- Content of communications – The FCA is interested to ensure that applicants’ communications (including the formal Legal Notice required by the Business Transfer Regulations, the individual policyholder communications, website material and any advertising) are clear, fair and not misleading. The FCA provides guidance relating to the content of the communications made to policyholders.
- Individual notifications – The FCA’s review of the notifications will include the tone, content, clarity and conciseness of the literature. The FCA expects policyholder notifications to be transparent, balanced and not misleading.
- Including sufficient information with sufficient prominence – The draft guidance requires all the communications give prominence to any aspect of the applicants service which may be changing or where there are particular risks to policyholders as a result of the transfer. Any communications sent to policyholders should include:
- the independent expert’s report summary;
- a supporting document such as a Q&A or FAQ which gives further details and issues for note by policyholders;
- a summary of the terms of the Scheme itself; and
- a description of the effect of the main provisions.
- Document translation – The FCA expects, as a minimum, that individual notifications and attachments should be in the appropriate language for their audience. Where proportionate the FCA also expects that policyholders can get other documents, on request, such as the full independent expert report and Scheme document, in the appropriate language.
- The need for further communications before the Sanctions Hearing – The FCA expects a Supplementary Report to be produced on all transfers, whether or not there are any changes to the Scheme or to the independent expert’s conclusions. This Supplementary Report should reiterate the main points of the original independent expert report as well as confirming or updating the independent expert’s conclusions.
- Deficiencies in notifications – If the FCA considers the number of returned notifications is significantly higher than anticipated, then this may reveal more systemic issues with the notification process.
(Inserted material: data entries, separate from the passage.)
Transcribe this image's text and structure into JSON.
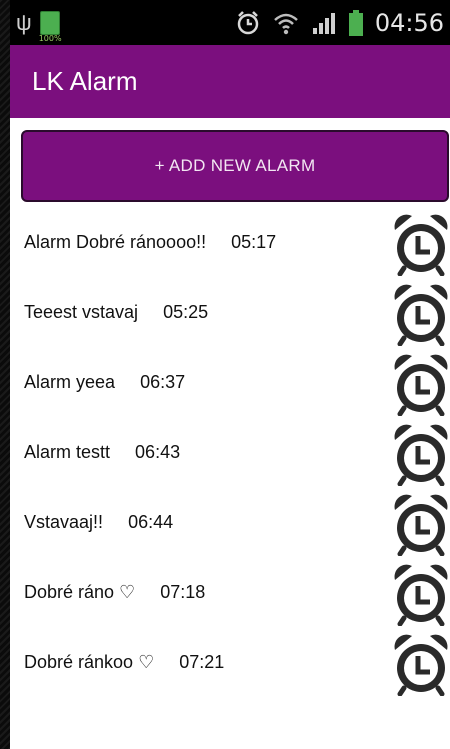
{
  "statusbar": {
    "battery_small_label": "100%",
    "time": "04:56",
    "icons": [
      "usb-icon",
      "battery-icon",
      "alarm-status-icon",
      "wifi-icon",
      "signal-icon",
      "battery-icon"
    ]
  },
  "app": {
    "title": "LK Alarm",
    "accent": "#7b0f7e"
  },
  "add_button": {
    "label": "+ ADD NEW ALARM"
  },
  "alarms": [
    {
      "name": "Alarm Dobré ránoooo!!",
      "time": "05:17"
    },
    {
      "name": "Teeest vstavaj",
      "time": "05:25"
    },
    {
      "name": "Alarm yeea",
      "time": "06:37"
    },
    {
      "name": "Alarm testt",
      "time": "06:43"
    },
    {
      "name": "Vstavaaj!!",
      "time": "06:44"
    },
    {
      "name": "Dobré ráno ♡",
      "time": "07:18"
    },
    {
      "name": "Dobré ránkoo ♡",
      "time": "07:21"
    }
  ]
}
These issues may be grounds for the FCA to request that the Sanctions Hearing is postponed and request that a re-notification exercise is undertaken.
Applications for dispensation for the Business Transfer Regulations
The FCA recognises that there will be occasions where applicants are unable or unwilling to notify everyone who falls under the definition of policyholder. In practice, every Part VII is subject to some form of dispensation request. The draft guidance sets out how the FCA will judge whether to object to an application to the Court for dispensation from the Business Transfer Regulations.
The draft guidance notes that where applicants seek dispensation on the basis of the costs of notification or advertising, the FCA will expect to see reasonable estimates of the costs of notification and will challenge applicants if the FCA believes that applicants have not shown enough effort to estimate these costs.
Re Aviva International Insurance Limited  EWHC 1901 (Ch.) is often used as the starting point for dispensations and the FCA notes that it will challenge applicants’ proposals where they have not taken into account the factors set out in the judgment, namely:
- the ability to contact policyholders;
- the practicality of contacting policyholder;
- how useful the information would be to policyholders;
- the cost to the firm of contacting policyholders and whether it is proportionate; and
- the availability of other information channels to publish notifications more widely than the Business Transfer Regulations require.
The consultation closes on 15 August 2017 and the FCA intends to issue finalised guidance in autumn 2017.